What the task asks :: The reply should give back every entry exactly as written.

(Entries supplied begins)

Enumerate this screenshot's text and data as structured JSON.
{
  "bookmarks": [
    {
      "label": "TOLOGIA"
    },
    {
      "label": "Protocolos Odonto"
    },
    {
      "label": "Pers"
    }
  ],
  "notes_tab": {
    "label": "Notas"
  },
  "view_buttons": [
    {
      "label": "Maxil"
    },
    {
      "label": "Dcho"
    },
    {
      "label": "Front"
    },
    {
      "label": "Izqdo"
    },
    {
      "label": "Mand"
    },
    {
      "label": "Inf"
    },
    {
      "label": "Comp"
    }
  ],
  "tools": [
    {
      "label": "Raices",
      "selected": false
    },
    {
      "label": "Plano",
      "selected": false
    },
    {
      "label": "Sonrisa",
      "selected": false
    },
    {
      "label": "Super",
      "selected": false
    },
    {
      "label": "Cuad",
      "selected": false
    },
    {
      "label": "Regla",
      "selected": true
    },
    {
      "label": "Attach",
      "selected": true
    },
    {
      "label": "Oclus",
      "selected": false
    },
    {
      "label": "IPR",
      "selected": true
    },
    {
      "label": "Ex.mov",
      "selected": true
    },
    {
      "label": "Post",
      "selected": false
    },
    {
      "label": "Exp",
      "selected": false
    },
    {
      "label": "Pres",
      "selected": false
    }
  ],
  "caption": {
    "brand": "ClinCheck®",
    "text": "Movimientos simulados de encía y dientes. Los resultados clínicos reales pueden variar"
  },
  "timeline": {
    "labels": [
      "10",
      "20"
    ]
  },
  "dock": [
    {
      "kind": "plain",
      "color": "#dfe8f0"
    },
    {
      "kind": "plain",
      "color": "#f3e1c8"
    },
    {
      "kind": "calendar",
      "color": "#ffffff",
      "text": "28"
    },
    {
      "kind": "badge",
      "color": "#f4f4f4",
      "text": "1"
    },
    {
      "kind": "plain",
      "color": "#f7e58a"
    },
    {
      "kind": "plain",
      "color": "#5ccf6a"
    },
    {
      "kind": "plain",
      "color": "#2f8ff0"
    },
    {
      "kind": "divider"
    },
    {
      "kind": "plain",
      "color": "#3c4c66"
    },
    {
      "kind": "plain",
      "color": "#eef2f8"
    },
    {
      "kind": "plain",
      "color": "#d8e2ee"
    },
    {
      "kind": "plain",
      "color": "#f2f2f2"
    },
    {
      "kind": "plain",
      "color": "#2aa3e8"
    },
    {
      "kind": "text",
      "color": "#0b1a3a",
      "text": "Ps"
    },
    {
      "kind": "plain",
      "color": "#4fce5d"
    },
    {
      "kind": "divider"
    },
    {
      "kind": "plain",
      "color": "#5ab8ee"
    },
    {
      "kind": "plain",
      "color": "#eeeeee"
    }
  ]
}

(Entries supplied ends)

The answer ::
Enumerate this screenshot's text and data as structured JSON.
{
  "bookmarks": [
    {
      "label": "TOLOGIA"
    },
    {
      "label": "Protocolos Odonto"
    },
    {
      "label": "Pers"
    }
  ],
  "notes_tab": {
    "label": "Notas"
  },
  "view_buttons": [
    {
      "label": "Maxil"
    },
    {
      "label": "Dcho"
    },
    {
      "label": "Front"
    },
    {
      "label": "Izqdo"
    },
    {
      "label": "Mand"
    },
    {
      "label": "Inf"
    },
    {
      "label": "Comp"
    }
  ],
  "tools": [
    {
      "label": "Raices",
      "selected": false
    },
    {
      "label": "Plano",
      "selected": false
    },
    {
      "label": "Sonrisa",
      "selected": false
    },
    {
      "label": "Super",
      "selected": false
    },
    {
      "label": "Cuad",
      "selected": false
    },
    {
      "label": "Regla",
      "selected": true
    },
    {
      "label": "Attach",
      "selected": true
    },
    {
      "label": "Oclus",
      "selected": false
    },
    {
      "label": "IPR",
      "selected": true
    },
    {
      "label": "Ex.mov",
      "selected": true
    },
    {
      "label": "Post",
      "selected": false
    },
    {
      "label": "Exp",
      "selected": false
    },
    {
      "label": "Pres",
      "selected": false
    }
  ],
  "caption": {
    "brand": "ClinCheck®",
    "text": "Movimientos simulados de encía y dientes. Los resultados clínicos reales pueden variar"
  },
  "timeline": {
    "labels": [
      "10",
      "20"
    ]
  },
  "dock": [
    {
      "kind": "plain",
      "color": "#dfe8f0"
    },
    {
      "kind": "plain",
      "color": "#f3e1c8"
    },
    {
      "kind": "calendar",
      "color": "#ffffff",
      "text": "28"
    },
    {
      "kind": "badge",
      "color": "#f4f4f4",
      "text": "1"
    },
    {
      "kind": "plain",
      "color": "#f7e58a"
    },
    {
      "kind": "plain",
      "color": "#5ccf6a"
    },
    {
      "kind": "plain",
      "color": "#2f8ff0"
    },
    {
      "kind": "divider"
    },
    {
      "kind": "plain",
      "color": "#3c4c66"
    },
    {
      "kind": "plain",
      "color": "#eef2f8"
    },
    {
      "kind": "plain",
      "color": "#d8e2ee"
    },
    {
      "kind": "plain",
      "color": "#f2f2f2"
    },
    {
      "kind": "plain",
      "color": "#2aa3e8"
    },
    {
      "kind": "text",
      "color": "#0b1a3a",
      "text": "Ps"
    },
    {
      "kind": "plain",
      "color": "#4fce5d"
    },
    {
      "kind": "divider"
    },
    {
      "kind": "plain",
      "color": "#5ab8ee"
    },
    {
      "kind": "plain",
      "color": "#eeeeee"
    }
  ]
}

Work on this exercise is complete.